--- Data ---

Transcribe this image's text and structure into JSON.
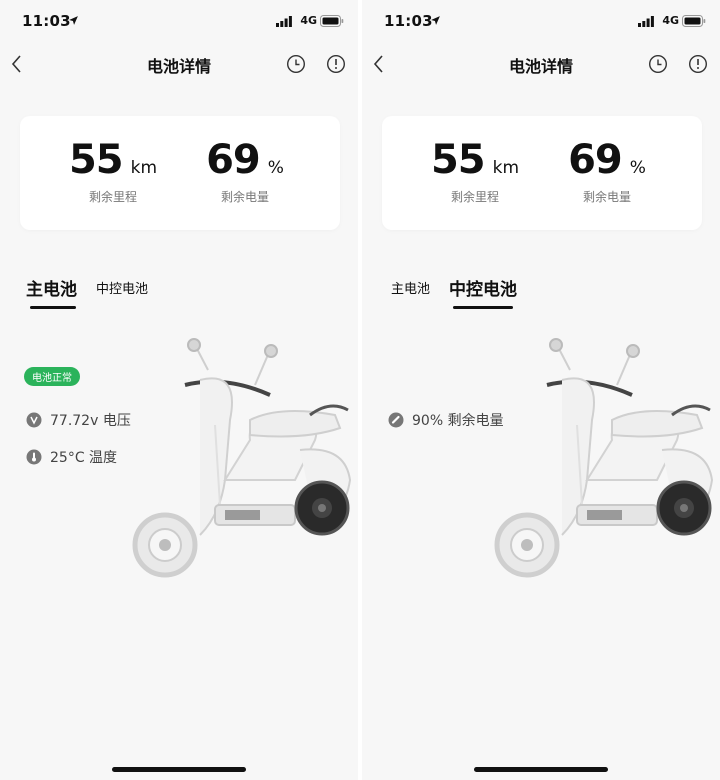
{
  "status_bar": {
    "time": "11:03",
    "network": "4G"
  },
  "header": {
    "title": "电池详情"
  },
  "summary": {
    "range_value": "55",
    "range_unit": "km",
    "range_label": "剩余里程",
    "soc_value": "69",
    "soc_unit": "%",
    "soc_label": "剩余电量"
  },
  "tabs": [
    {
      "label": "主电池"
    },
    {
      "label": "中控电池"
    }
  ],
  "main_battery": {
    "status_badge": "电池正常",
    "voltage": "77.72v 电压",
    "temperature": "25°C 温度"
  },
  "control_battery": {
    "remaining": "90% 剩余电量"
  },
  "colors": {
    "accent_green": "#2bb35b",
    "card_bg": "#ffffff",
    "page_bg": "#f7f7f7"
  }
}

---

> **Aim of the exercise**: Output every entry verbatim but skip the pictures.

> **Result of the task**:
Transcribe this image's text and structure into JSON.
{
  "status_bar": {
    "time": "11:03",
    "network": "4G"
  },
  "header": {
    "title": "电池详情"
  },
  "summary": {
    "range_value": "55",
    "range_unit": "km",
    "range_label": "剩余里程",
    "soc_value": "69",
    "soc_unit": "%",
    "soc_label": "剩余电量"
  },
  "tabs": [
    {
      "label": "主电池"
    },
    {
      "label": "中控电池"
    }
  ],
  "main_battery": {
    "status_badge": "电池正常",
    "voltage": "77.72v 电压",
    "temperature": "25°C 温度"
  },
  "control_battery": {
    "remaining": "90% 剩余电量"
  },
  "colors": {
    "accent_green": "#2bb35b",
    "card_bg": "#ffffff",
    "page_bg": "#f7f7f7"
  }
}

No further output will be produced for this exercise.